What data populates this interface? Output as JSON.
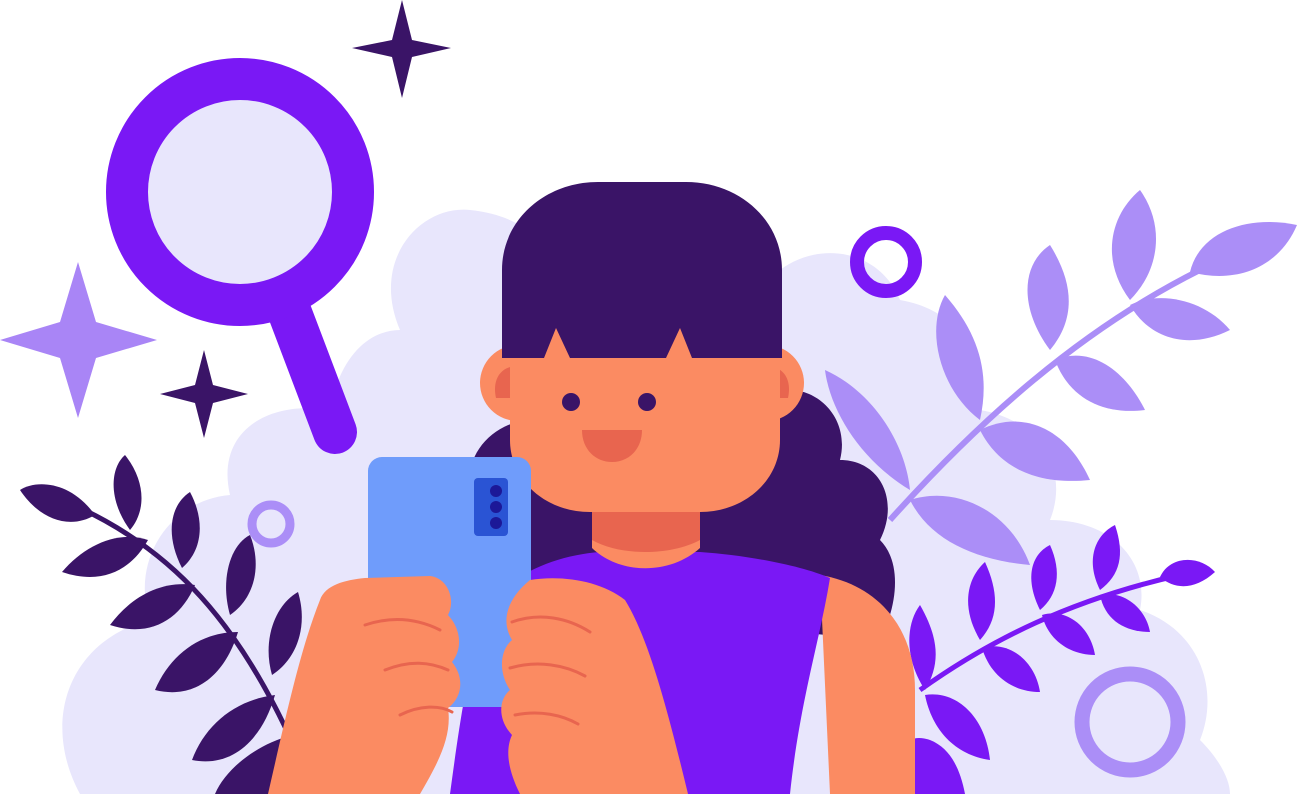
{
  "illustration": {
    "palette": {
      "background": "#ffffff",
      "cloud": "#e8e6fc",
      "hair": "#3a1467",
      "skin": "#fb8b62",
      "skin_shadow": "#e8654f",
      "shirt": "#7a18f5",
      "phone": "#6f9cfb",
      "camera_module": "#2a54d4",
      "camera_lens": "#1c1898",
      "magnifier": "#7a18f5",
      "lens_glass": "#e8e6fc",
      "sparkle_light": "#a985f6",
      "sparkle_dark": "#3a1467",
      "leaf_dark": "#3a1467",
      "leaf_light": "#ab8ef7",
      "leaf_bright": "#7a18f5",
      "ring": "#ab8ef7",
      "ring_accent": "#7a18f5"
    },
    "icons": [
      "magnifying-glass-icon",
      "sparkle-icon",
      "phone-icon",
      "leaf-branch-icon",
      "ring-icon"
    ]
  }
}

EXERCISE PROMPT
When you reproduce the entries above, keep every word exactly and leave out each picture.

ANSWER
What data populates this interface? Output as JSON.
{
  "illustration": {
    "palette": {
      "background": "#ffffff",
      "cloud": "#e8e6fc",
      "hair": "#3a1467",
      "skin": "#fb8b62",
      "skin_shadow": "#e8654f",
      "shirt": "#7a18f5",
      "phone": "#6f9cfb",
      "camera_module": "#2a54d4",
      "camera_lens": "#1c1898",
      "magnifier": "#7a18f5",
      "lens_glass": "#e8e6fc",
      "sparkle_light": "#a985f6",
      "sparkle_dark": "#3a1467",
      "leaf_dark": "#3a1467",
      "leaf_light": "#ab8ef7",
      "leaf_bright": "#7a18f5",
      "ring": "#ab8ef7",
      "ring_accent": "#7a18f5"
    },
    "icons": [
      "magnifying-glass-icon",
      "sparkle-icon",
      "phone-icon",
      "leaf-branch-icon",
      "ring-icon"
    ]
  }
}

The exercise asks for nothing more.